Aye, they'd be few in number, I'd say.

Aye, no guards, no horses.

Pike would be more watchful.

And Blake would be better equipped.

Could it be this pestiferous Doctor?

If it is, then providence is on our side.


For he holds the secret of the treasure, of that I'm sure.

Then let us find him out.

We will.

Well now, we've found our three names. Hmm, hmm.

Well I'm blowed If I can see how it helps.

Nor me.

Yes, of course, yes. It would help if we found four names.

What, another dead man's name?

Yes, exactly. Yes, exactly.

What are you talking about yet, Doctor? Tell us.

Well, my dear, I...

Aye, Doctor, tell 'em.

And what are you doing here, sir?

The same as you, my friend. Seeking Avery's treasure.

Aye, he may not have murdered the Churchwarden, but this does indeed show you're more than innocent travelers.

And what name might yours be?

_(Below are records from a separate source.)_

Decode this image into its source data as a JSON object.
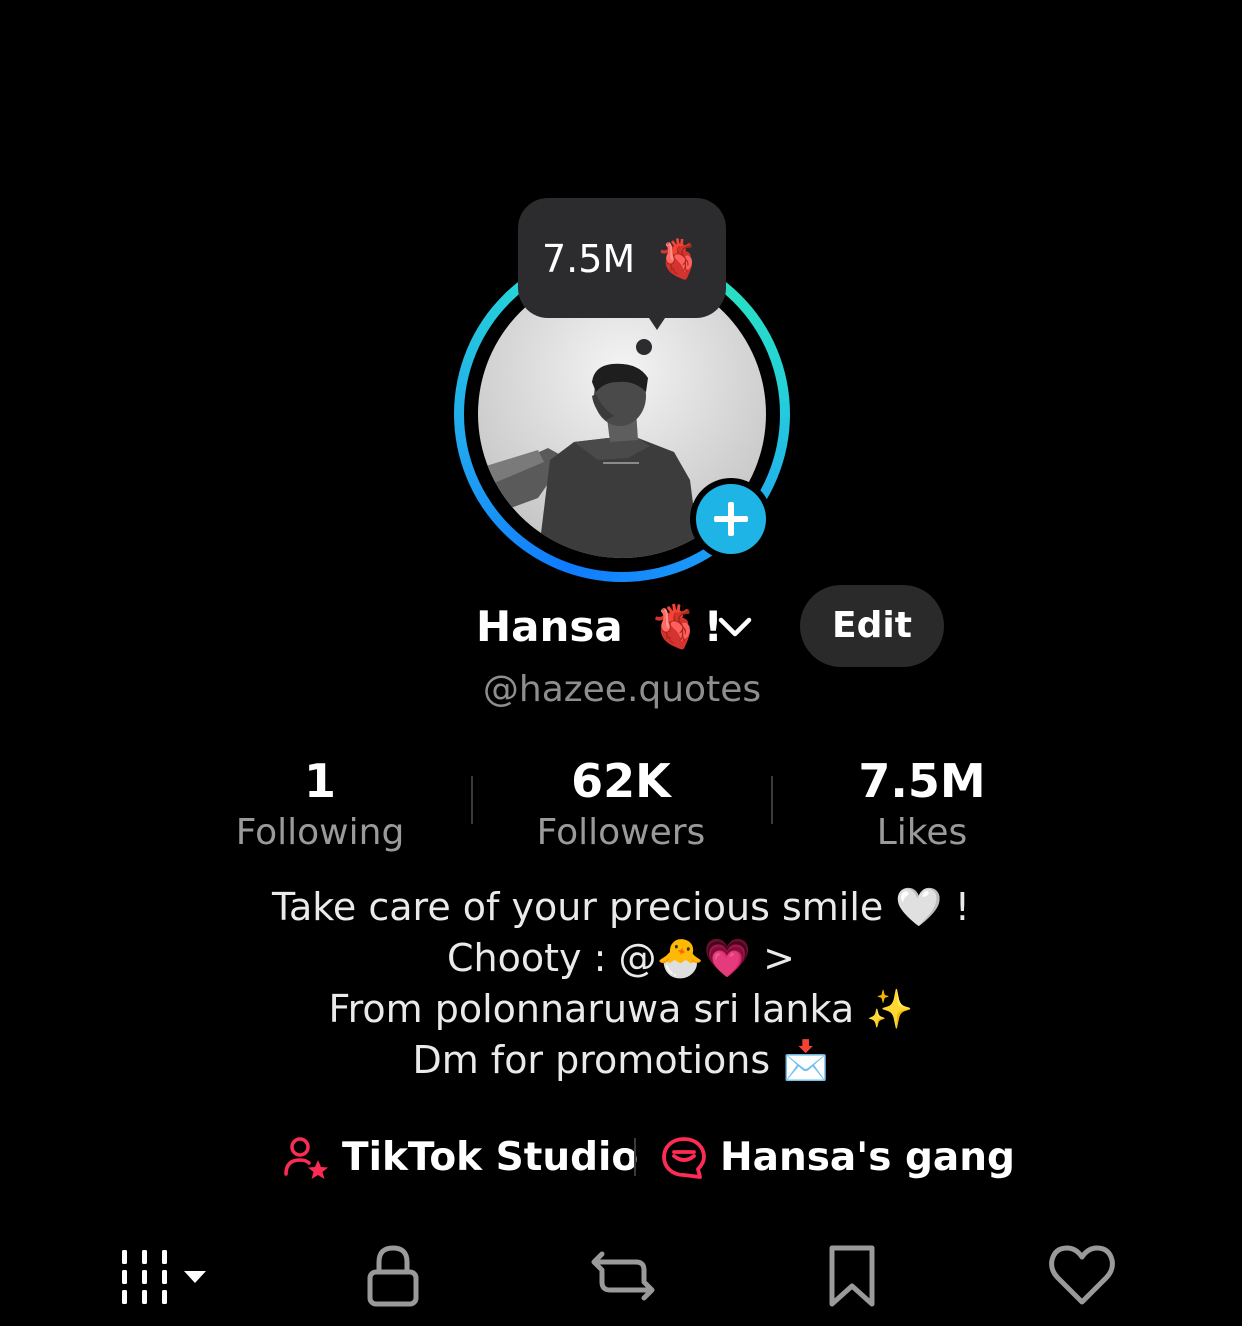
{
  "tooltip": {
    "text": "7.5M",
    "emoji": "🫀"
  },
  "profile": {
    "name": "Hansa",
    "name_emoji": "🫀",
    "name_suffix": "!",
    "handle": "@hazee.quotes",
    "edit_label": "Edit",
    "accent_ring_colors": [
      "#0f7bff",
      "#2be6b8"
    ],
    "plus_badge_color": "#1fb4e6"
  },
  "stats": [
    {
      "value": "1",
      "label": "Following"
    },
    {
      "value": "62K",
      "label": "Followers"
    },
    {
      "value": "7.5M",
      "label": "Likes"
    }
  ],
  "bio": {
    "lines": [
      "Take care of your precious smile 🤍 !",
      "Chooty : @🐣💗  >",
      "From polonnaruwa sri lanka ✨",
      "Dm for promotions 📩"
    ]
  },
  "links": {
    "studio_label": "TikTok Studio",
    "gang_label": "Hansa's gang",
    "accent_color": "#fe2c55"
  },
  "tabs": {
    "icons": [
      "grid-icon",
      "lock-icon",
      "repost-icon",
      "bookmark-icon",
      "heart-icon"
    ]
  }
}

Edwards, sir, Squire Edwards, local magistrate.

Oh, let's not waste time on formal greetings. The secret, old man.

For what purpose?

To forestall Pike, and...

And line your own pockets. Yeah, fine magistrate you are.

Hold your tongue, cur. Riches are for them that takes 'em.

I hope you don't expect me to help you.

You'll talk, Doctor, or these young sprigs will die for it.

Here, now. Be careful sir.

Nay, nay, Kewper, surely not.

Oh, be not lilly-livered now. This gold is not for weaklings.

I will not kill in cold blood.

He knows the secret. He must be made to talk.

Not by this unholy threat. Let them be bound and we'll make our search ourselves.

What, and waste precious time? This is madness. The threat alone and he will talk.

Not even that will I stomach, sir. Better behave like gentlemen.

Gentlemen? Was this gold got by gentlemen? Is it now to be got by kindness?

I will have my way, sir!

Don't truss up thy temper, I say.

Rogue, I could have thee hanged if I wo...

Threaten you me with the rope? Then you shall stand with me on the gallows.

You grow overbold.

The rope will make more mark on your fine skin!